Computer Graphics World

Edition 2 2020

Issue link:

Contents of this Issue


Page 64 of 67

e d i t i o n 2 , 2 0 2 0 c g w 6 3 W e increasingly have been hearing about light field technology as it pertains to simulating the "ulti- mate" visual experience. But, what exactly is light field technology, and why should we care about it? In the purest sense, a light field is "just" a mathematical function to describe light flowing in all directions through all points in a volume. When applied to cameras, where a conventional image is a captured represen- tation of light intensity, a light field image captures both the intensity and the direction of that light. When applied to display devic- es, the combined function of intensities and directions means the captured subject can be visualized from any perspective. Here, Dan Ring, head of research at Foundry, provides a primer on this technol- ogy in a Q&A with Computer Graphics World Chief Editor Karen Moltenbrey. Why is light field technology important? A conventional lens-and-sensor system collapses all of that dense light field data down into a two-dimensional image. This loses information and effectively makes final choices at capture time (about things like focus, parallax, and even camera posi- tion) that cannot later be manipulated in post-production, and also cannot be re-cre- ated for display to viewers later.
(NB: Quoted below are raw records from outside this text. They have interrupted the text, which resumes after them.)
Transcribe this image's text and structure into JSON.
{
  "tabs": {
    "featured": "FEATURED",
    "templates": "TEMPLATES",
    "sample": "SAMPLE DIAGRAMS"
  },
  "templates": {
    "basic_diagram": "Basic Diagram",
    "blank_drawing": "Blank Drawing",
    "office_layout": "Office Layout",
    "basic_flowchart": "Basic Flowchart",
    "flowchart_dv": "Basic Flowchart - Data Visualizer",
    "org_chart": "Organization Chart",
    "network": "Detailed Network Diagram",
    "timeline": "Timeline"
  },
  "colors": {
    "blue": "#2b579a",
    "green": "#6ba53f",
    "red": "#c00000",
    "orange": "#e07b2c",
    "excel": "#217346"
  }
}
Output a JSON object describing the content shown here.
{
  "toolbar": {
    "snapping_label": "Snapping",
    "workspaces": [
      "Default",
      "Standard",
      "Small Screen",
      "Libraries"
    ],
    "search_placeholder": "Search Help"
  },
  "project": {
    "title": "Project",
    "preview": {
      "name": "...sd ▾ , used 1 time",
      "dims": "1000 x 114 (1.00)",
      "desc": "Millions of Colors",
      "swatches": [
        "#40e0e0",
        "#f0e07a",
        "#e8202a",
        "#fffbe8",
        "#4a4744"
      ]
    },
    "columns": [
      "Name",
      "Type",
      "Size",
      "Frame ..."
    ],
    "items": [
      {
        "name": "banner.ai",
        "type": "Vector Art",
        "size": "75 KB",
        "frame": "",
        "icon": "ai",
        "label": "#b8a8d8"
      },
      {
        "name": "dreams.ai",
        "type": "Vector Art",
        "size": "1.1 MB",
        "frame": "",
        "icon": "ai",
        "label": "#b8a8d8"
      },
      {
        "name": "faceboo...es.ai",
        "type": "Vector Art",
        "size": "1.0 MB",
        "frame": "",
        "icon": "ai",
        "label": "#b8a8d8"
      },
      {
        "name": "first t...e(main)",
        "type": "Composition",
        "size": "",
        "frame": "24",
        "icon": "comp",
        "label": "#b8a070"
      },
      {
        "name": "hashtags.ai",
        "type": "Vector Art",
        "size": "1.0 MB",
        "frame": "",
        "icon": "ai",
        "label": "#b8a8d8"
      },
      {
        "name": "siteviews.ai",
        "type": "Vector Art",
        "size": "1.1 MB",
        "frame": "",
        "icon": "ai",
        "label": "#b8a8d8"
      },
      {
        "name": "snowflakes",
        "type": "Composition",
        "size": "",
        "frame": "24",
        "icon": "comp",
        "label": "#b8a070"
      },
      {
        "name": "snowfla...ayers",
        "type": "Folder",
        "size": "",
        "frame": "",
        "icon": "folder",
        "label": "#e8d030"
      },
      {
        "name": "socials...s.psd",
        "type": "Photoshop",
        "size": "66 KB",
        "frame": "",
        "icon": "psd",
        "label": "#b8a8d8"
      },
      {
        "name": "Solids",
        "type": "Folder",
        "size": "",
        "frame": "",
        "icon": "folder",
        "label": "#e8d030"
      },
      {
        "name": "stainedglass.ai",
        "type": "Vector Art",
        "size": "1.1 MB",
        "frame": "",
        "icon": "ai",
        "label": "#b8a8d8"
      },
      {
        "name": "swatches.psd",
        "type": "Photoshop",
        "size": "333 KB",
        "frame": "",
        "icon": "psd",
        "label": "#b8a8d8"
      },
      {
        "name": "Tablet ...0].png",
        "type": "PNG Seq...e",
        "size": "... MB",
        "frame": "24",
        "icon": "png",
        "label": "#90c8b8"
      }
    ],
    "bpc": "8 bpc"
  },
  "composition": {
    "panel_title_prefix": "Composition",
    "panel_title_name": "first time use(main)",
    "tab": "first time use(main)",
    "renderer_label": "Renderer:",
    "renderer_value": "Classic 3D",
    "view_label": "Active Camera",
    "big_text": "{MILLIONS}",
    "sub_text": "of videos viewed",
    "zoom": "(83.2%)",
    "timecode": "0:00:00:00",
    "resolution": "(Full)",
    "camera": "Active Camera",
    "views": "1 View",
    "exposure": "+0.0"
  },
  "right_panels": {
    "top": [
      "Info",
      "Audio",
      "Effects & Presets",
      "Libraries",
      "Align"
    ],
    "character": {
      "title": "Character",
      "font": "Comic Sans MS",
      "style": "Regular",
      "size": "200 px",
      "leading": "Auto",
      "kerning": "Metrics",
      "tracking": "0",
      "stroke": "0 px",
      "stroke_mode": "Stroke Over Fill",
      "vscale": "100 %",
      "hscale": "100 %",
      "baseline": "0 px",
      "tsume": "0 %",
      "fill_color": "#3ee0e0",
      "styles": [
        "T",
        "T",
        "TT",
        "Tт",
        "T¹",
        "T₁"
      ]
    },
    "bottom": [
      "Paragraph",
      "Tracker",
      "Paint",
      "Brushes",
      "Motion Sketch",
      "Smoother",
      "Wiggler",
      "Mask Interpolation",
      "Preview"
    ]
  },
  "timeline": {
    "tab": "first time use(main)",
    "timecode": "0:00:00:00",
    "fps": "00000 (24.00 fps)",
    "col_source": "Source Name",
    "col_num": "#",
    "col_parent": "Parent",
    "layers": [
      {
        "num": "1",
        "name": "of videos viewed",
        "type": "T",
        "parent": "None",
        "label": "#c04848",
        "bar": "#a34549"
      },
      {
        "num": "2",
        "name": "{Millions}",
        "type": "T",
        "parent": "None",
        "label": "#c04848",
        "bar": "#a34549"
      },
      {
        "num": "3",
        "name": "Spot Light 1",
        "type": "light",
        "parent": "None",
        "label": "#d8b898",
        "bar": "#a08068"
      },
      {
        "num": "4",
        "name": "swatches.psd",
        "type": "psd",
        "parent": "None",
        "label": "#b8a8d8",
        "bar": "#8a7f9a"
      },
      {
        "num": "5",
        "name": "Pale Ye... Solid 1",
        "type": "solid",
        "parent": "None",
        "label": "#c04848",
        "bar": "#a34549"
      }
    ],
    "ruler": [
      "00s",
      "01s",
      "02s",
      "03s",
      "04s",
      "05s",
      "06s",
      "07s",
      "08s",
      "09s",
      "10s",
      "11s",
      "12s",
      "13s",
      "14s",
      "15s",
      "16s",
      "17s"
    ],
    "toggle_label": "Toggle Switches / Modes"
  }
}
But, if the richer data could be captured and displayed to the user, it would provide a viewer with a natural sense of parallax from head movements, and also allow a viewer's eye to converge and focus naturally into different depths within the scene. Deferring these photography decisions on capture allows greater freedom when visualizing. The viewing experience would then be much closer to 'being there,' in a way that stereo 3D displays have only ever approxi- mated. In addition to the viewing position and ability to focus on different depths, the added visual richness afforded to the viewer is in view-dependent surfaces. For example, metallic or speculative surfaces will appear far more 'real.' Which segments of the industry will benefit most from light field tech, and in what way? Firstly, light field tech could benefit live-ac- tion on-set capture, where the additional data could be widely exploited in post-pro- duction, particularly in visual effects where it could allow for easier or higher-quality integration of elements. Secondly, if in the future display devices were to become available at scale, post-pro- duction could pass the data through to the final display to create an unequaled viewing experience. Well before this became practical or affordable for home use, it could be a compelling part of premium cinema, in a more persistent way than stereo 3D has managed. Light field displays could also have an impact if they were used instead of LED panels in virtual production envi- ronments, as they would enable natural parallax, lighting, and focus. What about any segments outside of our industry? Light fields already have uses in industrial applications, where the extra data can be used for detailed inspection (http://raytrix. de/inspection/, for example). Visualization of products in the industrial and automotive design space will particularly benefit from light fields, where the value of more physi- cally correct light transport is important. Light field technology is not new, is it? The mathematical and physical concept of a light field dates at least back to the work of Michael Faraday in 1846 and has been continuously expanded on since then. The practical applications in photography are also not new and have been used experi- mentally for at least 100 years. It seems that suddenly we are hearing more about light field tech – why is that? Practical digital light field capture is a com- plex engineering problem as well as a com- plex computational problem. The explosion of available compute, storage, and network- ing over the last 20 years has brought the field to the cusp of being viable. Visualizing light fields had been a problem up until around 2012, when techniques for compressive sensing of light fields on the GPU were developed and used by MIT, MPI & Nvidia, for example. This enabled more content to be delivered to multi-layer display devices at higher spatial and depth resolutions, and started putting light fields under people's eyes and driving interest in the technology. How important are light fields to achiev- ing a realistic visualization experience? Simply put, if you could fully capture the complete light field of a space and fully display it back later to a viewer, it would be visually indistinguishable from the reality. In practice, of course, there will be limits on resolution and dynamic range, which make it an imperfect experience, but in principle, it still has the potential to deliver a visual experience that can't ever be achieved by two-dimensional images. A key part of a 'realistic visualization experience' is obviously the actual experi- ence. Light field display technology offers Quest for Reality A PRIMER ON LIGHT FIELD TECHNOLOGY Dan Ring

Articles in this issue

Links on this page

Archives of this issue

view archives of Computer Graphics World - Edition 2 2020